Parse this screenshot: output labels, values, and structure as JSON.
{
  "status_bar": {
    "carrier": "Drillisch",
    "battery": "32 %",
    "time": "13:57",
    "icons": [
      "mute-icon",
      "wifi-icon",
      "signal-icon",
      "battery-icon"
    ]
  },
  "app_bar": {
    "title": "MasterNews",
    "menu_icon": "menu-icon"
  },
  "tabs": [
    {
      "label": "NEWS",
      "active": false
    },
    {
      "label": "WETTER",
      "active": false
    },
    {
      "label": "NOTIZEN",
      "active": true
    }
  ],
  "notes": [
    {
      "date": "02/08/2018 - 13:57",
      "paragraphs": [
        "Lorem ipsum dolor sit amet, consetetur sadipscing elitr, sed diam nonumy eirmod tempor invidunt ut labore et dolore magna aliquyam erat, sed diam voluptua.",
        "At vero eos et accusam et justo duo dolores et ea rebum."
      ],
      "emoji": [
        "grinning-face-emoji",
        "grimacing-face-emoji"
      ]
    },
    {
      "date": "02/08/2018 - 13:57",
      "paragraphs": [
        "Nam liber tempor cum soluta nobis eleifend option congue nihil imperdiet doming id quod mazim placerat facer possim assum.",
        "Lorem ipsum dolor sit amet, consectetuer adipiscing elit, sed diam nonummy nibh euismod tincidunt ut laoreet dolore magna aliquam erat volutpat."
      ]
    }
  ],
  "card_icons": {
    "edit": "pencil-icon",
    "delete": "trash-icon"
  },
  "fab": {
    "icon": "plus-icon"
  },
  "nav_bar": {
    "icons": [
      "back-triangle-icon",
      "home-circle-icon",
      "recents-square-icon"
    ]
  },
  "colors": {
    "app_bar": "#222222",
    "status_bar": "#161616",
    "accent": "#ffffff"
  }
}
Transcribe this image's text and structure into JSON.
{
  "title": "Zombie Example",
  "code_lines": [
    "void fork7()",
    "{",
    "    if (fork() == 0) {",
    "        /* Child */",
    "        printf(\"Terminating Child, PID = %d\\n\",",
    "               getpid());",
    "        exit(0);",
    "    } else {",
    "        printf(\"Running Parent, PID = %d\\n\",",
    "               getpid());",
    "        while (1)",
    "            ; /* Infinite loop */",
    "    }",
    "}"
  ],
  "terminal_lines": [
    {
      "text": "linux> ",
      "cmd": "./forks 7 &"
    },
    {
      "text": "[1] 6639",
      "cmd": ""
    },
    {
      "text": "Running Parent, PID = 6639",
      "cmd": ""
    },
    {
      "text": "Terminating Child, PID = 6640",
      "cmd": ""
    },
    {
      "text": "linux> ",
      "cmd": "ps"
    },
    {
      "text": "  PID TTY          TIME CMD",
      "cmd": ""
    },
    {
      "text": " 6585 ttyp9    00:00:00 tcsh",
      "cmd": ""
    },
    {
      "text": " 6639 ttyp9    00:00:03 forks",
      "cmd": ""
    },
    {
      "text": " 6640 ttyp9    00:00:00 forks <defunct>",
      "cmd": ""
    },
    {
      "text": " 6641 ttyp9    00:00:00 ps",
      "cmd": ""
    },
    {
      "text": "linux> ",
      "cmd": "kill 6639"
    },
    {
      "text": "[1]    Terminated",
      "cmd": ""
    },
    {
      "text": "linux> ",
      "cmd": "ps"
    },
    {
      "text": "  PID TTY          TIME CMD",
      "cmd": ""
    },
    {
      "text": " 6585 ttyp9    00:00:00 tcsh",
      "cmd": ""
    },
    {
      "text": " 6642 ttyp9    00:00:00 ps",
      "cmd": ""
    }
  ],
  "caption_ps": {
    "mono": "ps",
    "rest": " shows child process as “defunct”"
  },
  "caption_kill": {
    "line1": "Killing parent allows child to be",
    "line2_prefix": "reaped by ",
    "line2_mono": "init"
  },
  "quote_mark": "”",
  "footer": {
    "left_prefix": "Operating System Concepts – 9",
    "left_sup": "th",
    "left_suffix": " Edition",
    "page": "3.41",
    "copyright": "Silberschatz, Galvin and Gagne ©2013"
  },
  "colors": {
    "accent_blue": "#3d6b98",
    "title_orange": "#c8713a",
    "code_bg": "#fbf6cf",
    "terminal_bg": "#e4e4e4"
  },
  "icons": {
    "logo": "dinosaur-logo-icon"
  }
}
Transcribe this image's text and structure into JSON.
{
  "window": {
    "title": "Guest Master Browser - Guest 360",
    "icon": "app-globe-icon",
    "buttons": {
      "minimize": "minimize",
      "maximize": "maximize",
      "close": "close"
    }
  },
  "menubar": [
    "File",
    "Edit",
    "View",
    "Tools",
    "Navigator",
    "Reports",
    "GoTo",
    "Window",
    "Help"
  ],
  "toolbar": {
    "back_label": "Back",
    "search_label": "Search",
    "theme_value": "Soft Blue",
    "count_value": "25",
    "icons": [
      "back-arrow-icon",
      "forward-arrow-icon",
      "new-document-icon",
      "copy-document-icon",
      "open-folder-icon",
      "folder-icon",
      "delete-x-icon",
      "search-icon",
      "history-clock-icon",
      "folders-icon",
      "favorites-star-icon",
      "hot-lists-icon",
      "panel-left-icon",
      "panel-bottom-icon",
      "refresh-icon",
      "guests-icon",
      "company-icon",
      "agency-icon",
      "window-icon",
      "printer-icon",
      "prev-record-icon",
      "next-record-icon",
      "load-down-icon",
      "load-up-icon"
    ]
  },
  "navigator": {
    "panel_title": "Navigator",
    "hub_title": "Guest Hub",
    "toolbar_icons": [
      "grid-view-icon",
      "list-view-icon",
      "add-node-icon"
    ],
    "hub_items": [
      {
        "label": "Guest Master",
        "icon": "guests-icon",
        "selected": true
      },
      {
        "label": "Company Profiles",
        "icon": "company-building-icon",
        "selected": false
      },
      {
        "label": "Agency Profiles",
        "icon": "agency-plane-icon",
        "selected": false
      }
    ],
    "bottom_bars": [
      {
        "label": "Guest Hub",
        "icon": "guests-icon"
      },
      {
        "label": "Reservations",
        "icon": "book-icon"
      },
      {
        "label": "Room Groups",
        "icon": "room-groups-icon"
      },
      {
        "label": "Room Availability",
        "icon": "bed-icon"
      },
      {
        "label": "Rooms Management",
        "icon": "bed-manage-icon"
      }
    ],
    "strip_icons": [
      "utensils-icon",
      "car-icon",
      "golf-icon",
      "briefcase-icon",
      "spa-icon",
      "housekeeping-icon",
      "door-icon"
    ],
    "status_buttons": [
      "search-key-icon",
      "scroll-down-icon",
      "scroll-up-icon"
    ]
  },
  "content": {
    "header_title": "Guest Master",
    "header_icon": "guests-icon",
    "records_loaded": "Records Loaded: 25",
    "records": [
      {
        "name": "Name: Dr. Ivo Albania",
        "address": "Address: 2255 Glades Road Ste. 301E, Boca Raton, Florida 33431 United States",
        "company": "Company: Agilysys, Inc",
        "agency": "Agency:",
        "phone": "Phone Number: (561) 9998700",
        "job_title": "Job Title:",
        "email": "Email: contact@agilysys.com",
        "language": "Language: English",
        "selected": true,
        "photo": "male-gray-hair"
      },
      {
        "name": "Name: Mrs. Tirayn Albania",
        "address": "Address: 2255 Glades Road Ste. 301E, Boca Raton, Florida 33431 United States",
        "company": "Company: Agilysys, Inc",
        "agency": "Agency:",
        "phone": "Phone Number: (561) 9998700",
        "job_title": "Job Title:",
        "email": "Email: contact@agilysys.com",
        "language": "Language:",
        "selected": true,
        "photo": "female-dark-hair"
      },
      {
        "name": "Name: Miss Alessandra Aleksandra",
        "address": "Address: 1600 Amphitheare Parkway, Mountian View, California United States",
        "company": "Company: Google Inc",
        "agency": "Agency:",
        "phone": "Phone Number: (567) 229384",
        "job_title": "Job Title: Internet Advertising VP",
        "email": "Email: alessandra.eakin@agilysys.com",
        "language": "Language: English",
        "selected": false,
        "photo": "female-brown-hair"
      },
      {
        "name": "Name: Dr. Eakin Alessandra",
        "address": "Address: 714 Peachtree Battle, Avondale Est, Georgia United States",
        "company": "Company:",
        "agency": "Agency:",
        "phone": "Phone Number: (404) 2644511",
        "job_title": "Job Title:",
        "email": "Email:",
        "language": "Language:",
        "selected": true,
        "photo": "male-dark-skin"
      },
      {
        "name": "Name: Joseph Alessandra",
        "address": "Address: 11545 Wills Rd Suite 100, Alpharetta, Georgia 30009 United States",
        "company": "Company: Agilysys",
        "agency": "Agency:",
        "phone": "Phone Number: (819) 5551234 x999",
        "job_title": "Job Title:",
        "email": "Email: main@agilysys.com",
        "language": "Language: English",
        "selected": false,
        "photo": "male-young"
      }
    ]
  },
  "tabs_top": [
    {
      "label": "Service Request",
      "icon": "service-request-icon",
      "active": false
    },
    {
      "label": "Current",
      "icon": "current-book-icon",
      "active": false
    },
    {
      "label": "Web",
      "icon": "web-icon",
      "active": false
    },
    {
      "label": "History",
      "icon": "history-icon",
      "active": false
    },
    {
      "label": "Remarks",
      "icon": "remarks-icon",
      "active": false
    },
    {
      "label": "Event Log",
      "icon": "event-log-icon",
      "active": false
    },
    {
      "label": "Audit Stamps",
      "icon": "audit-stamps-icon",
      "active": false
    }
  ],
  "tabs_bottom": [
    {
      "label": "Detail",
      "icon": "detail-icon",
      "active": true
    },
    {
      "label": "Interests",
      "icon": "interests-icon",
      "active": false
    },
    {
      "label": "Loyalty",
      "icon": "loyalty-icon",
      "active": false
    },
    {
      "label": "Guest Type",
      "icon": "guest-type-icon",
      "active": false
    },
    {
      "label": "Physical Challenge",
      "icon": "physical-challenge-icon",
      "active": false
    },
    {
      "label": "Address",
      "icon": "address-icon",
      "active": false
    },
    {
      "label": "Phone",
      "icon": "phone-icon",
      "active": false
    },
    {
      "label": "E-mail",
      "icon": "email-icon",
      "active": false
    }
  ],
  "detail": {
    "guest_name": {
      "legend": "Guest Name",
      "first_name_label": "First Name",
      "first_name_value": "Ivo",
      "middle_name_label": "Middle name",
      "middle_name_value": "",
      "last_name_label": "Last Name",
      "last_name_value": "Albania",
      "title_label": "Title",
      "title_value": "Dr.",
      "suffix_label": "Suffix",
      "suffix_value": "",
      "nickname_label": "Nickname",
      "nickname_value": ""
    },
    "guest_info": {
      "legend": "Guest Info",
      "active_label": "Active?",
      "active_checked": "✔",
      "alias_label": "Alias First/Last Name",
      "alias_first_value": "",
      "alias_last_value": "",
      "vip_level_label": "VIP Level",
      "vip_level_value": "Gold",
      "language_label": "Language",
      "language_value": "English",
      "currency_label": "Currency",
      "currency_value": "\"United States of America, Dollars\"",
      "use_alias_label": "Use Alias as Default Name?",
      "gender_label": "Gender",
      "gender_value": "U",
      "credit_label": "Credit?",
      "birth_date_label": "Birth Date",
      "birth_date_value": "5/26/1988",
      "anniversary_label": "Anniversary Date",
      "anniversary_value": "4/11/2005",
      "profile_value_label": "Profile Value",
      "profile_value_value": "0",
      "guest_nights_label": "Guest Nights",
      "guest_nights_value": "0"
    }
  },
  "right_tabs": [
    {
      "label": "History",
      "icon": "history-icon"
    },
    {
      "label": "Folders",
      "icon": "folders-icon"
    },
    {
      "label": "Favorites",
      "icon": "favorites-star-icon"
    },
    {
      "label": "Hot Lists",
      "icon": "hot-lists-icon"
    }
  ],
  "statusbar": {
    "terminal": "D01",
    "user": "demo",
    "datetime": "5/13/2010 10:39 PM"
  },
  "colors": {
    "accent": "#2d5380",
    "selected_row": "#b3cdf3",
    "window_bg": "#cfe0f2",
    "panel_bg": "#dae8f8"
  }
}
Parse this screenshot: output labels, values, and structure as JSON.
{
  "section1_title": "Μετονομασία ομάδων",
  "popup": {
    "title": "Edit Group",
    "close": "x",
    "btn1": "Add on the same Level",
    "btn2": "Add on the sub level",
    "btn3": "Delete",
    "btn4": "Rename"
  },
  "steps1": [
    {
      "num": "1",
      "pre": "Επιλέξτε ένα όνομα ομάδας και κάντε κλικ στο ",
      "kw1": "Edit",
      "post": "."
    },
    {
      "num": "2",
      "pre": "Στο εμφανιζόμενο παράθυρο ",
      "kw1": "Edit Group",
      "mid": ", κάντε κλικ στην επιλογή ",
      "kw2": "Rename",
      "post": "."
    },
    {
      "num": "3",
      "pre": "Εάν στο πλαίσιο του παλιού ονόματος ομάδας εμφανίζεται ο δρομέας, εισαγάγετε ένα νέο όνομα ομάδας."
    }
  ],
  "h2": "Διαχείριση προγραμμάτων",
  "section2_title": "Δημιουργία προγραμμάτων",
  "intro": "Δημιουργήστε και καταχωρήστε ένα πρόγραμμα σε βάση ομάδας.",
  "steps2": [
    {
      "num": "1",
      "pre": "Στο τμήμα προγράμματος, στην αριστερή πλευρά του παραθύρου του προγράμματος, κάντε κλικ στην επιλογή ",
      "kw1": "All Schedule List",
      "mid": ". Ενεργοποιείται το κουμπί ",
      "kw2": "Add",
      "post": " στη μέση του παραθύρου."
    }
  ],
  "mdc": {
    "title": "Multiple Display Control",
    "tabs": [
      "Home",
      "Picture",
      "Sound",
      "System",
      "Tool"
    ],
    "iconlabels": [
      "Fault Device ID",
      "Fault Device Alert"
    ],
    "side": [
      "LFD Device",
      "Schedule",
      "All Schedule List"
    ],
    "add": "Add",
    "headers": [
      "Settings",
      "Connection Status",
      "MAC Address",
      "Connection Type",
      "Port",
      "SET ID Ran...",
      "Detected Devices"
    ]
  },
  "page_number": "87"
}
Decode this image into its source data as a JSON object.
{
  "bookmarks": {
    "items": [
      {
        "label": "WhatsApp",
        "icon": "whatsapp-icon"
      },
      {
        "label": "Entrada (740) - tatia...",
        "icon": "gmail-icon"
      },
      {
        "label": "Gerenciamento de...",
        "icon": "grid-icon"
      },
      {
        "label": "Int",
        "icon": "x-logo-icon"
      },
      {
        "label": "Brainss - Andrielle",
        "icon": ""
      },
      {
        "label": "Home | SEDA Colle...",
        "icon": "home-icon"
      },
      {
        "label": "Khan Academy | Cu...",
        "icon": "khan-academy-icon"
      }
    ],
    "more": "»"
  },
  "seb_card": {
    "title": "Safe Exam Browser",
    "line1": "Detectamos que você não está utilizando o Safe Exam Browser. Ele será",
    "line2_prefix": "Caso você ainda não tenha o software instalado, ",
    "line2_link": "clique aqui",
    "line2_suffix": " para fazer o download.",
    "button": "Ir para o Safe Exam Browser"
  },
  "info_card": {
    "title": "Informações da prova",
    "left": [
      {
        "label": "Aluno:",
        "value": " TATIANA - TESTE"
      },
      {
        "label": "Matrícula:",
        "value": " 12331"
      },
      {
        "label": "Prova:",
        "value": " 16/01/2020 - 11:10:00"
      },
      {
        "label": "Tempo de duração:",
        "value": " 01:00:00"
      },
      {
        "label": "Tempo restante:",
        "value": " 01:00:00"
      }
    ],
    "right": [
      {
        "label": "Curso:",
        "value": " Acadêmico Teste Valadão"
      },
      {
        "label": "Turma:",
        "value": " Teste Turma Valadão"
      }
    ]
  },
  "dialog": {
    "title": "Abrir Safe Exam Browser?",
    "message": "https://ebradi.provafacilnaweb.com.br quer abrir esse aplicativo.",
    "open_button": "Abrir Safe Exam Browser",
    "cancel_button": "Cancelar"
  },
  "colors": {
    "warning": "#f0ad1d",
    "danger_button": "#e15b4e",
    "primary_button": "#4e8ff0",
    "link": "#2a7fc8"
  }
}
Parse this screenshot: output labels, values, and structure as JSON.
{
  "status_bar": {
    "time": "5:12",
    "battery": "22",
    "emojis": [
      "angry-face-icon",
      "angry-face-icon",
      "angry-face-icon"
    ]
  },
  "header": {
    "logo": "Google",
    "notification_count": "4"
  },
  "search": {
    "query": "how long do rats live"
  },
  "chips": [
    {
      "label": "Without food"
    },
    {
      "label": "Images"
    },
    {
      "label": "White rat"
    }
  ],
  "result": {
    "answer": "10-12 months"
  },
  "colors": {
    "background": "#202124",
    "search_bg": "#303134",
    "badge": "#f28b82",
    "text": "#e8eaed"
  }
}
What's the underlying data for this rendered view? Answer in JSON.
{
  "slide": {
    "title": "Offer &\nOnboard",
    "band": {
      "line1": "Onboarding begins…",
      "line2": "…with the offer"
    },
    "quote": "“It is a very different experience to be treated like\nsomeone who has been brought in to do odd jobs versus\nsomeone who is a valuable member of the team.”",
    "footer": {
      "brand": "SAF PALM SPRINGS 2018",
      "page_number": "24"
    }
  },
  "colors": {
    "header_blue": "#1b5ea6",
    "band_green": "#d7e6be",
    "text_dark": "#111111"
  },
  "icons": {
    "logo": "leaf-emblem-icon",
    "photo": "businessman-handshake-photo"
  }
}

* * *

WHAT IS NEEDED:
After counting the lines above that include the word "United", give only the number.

EXERCISE ANSWER:
6